Seismic activity is a possible trigger for rock fall and drift collapse. Board acknowledged the possibility of earthquake activity in the area, and said DoE has analysed the potential damage from such activity after the repository is closed. He said they had considered the worst case, if some tunnels collapsed, including what would happen to temperature and humidity on the waste package.
In both seismic activity and rock fall, the question is whether the drip shields and the waste packages can take the beating and if they cannot, will they fail in such a way that would allow release of radionuclides from the repository above regulatory limits? This last, according to Nataraja, is the key question for NRC. “The regulatory burden is not to get into an argument about when the drifts will collapse, because that may not be answerable, but the objective is to check whether DoE’s engineered barrier designs take into account drift issues and whether this analysis is incorporated into the performance assessment.”
DoE is designing its drip shields to withstand rock fall and static loading, Board said. The department is also looking at the effects of temperature and humidity if a drip shield collapses after the repository is closed and sealed.
The hottest waste packages in the repository will reach their maximum temperature of about 170˚C 20 to 30 years after repository closure. Package temperatures will stay above the boiling point of water for about 1000 years.
If a drift collapses several hundred years after closure, DoE models show that the waste package temperature will go no higher than it would if the collapse had not occurred, Board said. However, the quicker a collapse comes after closure, the more significant its effects. A collapse 50 years after closure would raise the waste package temperature about 50˚C.
State officials also worry that damage to the Alloy 22 waste package could result in corrosion.

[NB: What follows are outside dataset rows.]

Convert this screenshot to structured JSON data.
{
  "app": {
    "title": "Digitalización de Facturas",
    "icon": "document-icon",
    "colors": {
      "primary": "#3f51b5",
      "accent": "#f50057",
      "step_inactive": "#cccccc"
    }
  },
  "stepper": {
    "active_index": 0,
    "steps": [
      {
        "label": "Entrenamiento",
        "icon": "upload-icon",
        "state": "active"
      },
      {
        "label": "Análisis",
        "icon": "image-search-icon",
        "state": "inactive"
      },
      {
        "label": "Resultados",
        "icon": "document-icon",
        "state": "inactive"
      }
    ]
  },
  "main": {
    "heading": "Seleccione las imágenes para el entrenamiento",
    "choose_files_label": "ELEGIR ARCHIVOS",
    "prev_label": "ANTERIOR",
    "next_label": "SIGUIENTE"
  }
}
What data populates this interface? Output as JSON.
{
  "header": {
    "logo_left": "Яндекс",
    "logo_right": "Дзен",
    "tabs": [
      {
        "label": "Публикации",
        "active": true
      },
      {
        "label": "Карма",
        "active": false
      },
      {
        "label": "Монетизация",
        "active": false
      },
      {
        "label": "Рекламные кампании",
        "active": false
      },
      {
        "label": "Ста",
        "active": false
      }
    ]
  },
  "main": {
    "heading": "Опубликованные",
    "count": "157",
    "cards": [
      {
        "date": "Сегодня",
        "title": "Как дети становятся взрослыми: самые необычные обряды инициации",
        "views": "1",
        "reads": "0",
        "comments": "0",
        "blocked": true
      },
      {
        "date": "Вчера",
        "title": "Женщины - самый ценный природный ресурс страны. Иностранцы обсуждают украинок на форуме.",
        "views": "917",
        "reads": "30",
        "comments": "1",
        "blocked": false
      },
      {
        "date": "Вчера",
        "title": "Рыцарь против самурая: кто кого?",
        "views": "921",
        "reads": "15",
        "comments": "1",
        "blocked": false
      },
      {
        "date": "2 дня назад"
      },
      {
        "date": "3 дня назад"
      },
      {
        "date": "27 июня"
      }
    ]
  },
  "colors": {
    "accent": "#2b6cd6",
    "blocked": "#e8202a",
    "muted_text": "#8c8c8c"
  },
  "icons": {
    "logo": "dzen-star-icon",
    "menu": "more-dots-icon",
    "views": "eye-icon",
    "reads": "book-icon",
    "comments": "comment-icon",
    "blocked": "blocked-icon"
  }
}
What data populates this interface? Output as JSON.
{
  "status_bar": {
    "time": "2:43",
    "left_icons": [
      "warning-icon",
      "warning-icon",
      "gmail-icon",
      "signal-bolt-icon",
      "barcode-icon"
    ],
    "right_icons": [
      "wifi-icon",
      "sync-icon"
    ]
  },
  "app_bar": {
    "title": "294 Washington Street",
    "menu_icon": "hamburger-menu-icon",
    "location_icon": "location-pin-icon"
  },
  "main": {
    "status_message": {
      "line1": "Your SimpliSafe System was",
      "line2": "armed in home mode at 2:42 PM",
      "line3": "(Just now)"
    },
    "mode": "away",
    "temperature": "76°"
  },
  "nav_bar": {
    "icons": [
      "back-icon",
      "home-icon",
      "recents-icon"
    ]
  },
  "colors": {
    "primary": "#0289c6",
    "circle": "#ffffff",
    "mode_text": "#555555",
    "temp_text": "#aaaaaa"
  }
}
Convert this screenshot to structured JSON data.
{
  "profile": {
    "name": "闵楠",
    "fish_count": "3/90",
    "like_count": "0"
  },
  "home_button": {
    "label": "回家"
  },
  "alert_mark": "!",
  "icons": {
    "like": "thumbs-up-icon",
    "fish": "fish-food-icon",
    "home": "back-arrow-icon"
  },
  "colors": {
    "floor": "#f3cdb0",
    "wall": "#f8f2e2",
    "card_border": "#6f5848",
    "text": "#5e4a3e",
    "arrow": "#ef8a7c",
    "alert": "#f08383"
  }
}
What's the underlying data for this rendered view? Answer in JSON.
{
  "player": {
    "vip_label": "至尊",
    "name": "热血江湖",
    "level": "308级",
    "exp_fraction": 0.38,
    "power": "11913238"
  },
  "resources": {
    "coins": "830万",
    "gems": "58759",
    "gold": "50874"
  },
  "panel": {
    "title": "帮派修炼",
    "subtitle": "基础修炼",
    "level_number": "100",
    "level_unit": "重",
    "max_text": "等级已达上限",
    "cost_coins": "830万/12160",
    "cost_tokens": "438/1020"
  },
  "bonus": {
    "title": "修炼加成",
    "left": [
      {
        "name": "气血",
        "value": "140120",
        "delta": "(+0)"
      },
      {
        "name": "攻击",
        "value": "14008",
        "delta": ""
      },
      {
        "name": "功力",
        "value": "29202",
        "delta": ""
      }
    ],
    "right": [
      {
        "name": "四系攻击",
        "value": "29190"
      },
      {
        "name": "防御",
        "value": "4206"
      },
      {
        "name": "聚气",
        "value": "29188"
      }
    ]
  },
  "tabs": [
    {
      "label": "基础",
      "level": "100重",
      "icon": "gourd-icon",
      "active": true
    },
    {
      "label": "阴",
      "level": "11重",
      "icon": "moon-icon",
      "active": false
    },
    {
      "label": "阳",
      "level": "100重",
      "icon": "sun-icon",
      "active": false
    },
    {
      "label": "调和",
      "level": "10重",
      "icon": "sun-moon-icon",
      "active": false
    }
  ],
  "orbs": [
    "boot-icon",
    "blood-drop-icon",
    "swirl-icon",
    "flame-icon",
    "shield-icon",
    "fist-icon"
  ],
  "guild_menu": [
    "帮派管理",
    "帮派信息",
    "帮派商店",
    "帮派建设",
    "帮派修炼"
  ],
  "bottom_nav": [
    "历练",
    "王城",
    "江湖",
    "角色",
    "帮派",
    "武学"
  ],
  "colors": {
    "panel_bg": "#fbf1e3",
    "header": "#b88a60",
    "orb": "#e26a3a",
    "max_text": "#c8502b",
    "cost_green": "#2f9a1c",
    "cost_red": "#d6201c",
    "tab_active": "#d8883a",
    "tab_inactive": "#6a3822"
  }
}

Alloy 22 is resistant to corrosion because it relies on a passive film, Frishman told NEI. Any rock fall or collapsed drip shield that mars the surface of the waste package could allow corrosion to start, he said. He also questioned whether there had been any studies on the possibility that a twisted, collapsed drip shield could funnel water onto a waste package. Frishman expressed frustration that little has been discussed about the possible corrosion of the titanium drip shields themselves, which could make them more subject to collapse. Some studies indicate that small amounts of fluoride present in water at Yucca Mountain could cause the drip shields to begin decaying within decades, he said.